The Sydney creative Chase Zera‘s new song has a title that immediately caught our eye, and the wonderful thing is she wrote it whilst quite literally saving some bugs.
She’ll explain that in a second. Nic Kelly’s in bold, Chase Zera’s in not-bold, and the excellent new acoustic version of Saving Bugs is below for the pleasure of your eyes.
They say inspiration comes from everywhere, but Saving Bugs came from a place you wouldn’t expect.
I think that’s what I love about it as well. Sometimes I sit in the studio with the intention to write a song and I’m like, “what am I feeling? What am I thinking? What have I been through?” But with this song, I just completely flipped that on its head. I was like,”I’m gonna write about something literal.” I was really inspired by BENEE and Aurora writing about animals and turning them into metaphors. I was floating on a lilo of in my pool. There were tiny little bugs in the water, and I was picking them up and putting them back on the tiles so they could scurry away and not drown. I sound like I’m on acid or something. I promise I wasn’t! I just looked at that situation and turned it into a metaphor about watching people go through situations or things that are burdening them and wanting to help them through it because you know what it feels like to be in that situation. So it’s a real tough love thing, helping the bugs out of the pool represents me helping friends get through things and maybe wanting them to realise how special they are. Once I had that idea in my head and that connection between the bugs and that metaphor, the song wrote itself in about two hours. I was just going from the pool to my towel, doing voice memos and jotting down ideas. At the end of the day, I had a finished written song. I think just because I was so excited by how it all came to me. Maybe I should write about literal things more often?
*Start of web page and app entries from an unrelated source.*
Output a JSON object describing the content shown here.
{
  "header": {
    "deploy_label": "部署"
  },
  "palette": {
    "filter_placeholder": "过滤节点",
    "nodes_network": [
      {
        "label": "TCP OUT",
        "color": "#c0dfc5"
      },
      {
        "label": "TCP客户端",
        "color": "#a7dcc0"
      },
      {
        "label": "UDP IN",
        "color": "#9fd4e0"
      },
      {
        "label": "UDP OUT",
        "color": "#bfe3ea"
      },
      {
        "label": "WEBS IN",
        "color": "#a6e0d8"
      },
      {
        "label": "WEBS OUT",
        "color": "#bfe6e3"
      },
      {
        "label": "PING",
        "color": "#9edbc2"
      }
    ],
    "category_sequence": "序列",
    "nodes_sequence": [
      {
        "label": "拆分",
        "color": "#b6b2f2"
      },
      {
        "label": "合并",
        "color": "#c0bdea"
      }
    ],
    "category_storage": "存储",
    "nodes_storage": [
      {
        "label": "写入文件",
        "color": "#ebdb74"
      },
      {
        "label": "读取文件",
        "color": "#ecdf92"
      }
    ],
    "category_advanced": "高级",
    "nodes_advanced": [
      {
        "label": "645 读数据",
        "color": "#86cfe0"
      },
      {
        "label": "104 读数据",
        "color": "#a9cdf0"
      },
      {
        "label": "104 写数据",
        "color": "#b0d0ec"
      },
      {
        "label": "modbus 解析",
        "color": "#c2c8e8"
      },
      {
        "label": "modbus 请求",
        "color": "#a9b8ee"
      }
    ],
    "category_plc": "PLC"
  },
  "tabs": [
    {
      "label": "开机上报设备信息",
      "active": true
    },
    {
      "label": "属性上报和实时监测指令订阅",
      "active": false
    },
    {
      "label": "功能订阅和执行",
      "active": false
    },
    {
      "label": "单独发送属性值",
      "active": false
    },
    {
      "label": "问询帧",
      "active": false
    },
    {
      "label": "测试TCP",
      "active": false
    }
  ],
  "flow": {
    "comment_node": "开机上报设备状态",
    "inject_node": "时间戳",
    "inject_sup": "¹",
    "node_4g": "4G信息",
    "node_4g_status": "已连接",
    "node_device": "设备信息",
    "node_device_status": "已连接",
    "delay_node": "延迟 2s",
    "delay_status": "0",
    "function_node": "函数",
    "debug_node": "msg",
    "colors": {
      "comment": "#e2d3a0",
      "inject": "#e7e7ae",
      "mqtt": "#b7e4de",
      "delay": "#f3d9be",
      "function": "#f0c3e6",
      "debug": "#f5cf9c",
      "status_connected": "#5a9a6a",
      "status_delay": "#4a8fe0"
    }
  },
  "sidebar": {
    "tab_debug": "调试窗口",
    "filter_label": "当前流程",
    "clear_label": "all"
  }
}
Sometimes it takes flipping your approach to re-excite yourself about music. If you write the same way, from the same place, for a while then do something completely opposite, it’s kind of fun.
Yeah, absolutely. And with writing about literal things, people can interpret it in their own way. For me, it’s a metaphor about helping people and a tough love approach to growth, but to other people that could be about helping themselves. It’s open to interpretation, which is what art is.
In terms of your interpretation, do you find your role in friendships and relationships being the person that helps the other person a lot of the time?
Yeah, I think so. I give advice more than I take my own advice, which I think a lot of people can also relate to. Like if I’m going through something or someone’s treating me bad and I’m sort of stuck in that situation, I know that if I was the friend watching someone else go through that I’d be like, “get yourself out of there!” That’s what I’m trying to do, is be there for myself, the way I am for other people. But I think I do like giving advice, especially when it is something you’ve been through, I feel like people giving me advice helped me through it. It’s always worth a shot.
You did this with Xavier Dunn, who a lot of people are finding a beautiful sound with. I feel like everything Xavier works on sounds different. What is it about the room that he creates that helped you bring this to where it needed to be?
I’ve worked with Xav for a long time, I’ve worked with a lot of producers that I just adore. But I think moreso than skill and sound and what plugins they have and what knowledge they have, what is so important for me in a session, is how vulnerable you can feel in front of the person and how comfortable you are around them. So why I keep going back to Xav is because he doesn’t block any of my ideas. He’s very open. I don’t need to be like, “Oh, these are placeholder lyrics and I’ll change them…” I can just throw everything out on the table and I don’t feel dumb. I don’t feel embarrassed, because he doesn’t ever make me feel like that. I think that’s why I love working with him. That’s something I look for in a producer, like if it’s really collaborative and supportive, you can be as weird as you want. That’s why he’s great. Also, his music theory is incredible and every time I have a session with him I learn something new. It’s helping me as well.
We’ve got these two bops at the moment that we can all listen to and we’re definitely feeling something developing, but what do you want people to know at the moment about you and where this is going? What’s the topline Chase pitch?
I have grown up listening to pop music and being surrounded by pop music. I know how powerful it can be and how much it can stick with you, so I want my music to be the music that people grew up to and look back and go “that shaped my teen years…” or “that helped me through that breakup”. Or “I remember that dance I did to that song…” I want it to be the music that people remember because it made them feel good or helped them get through a situation. I’ve worked really hard to make my project all about confidence and empowerment and being yourself. That comes from inspiration from you know, Lady Gaga and Kylie, so many artists who might have hit troughs, and then come out of it. The idea of me being that artist for someone is a really special thought to me, of like, I’m building their confidence. I’m making them happy. I’m giving them songs to dance to on a dancefloor. That’s what I always try to remind myself when I’m like “what am I doing?” That’s what I’m doing. I’m trying to make people happy, trying to get them to dance, and just feel good about themselves.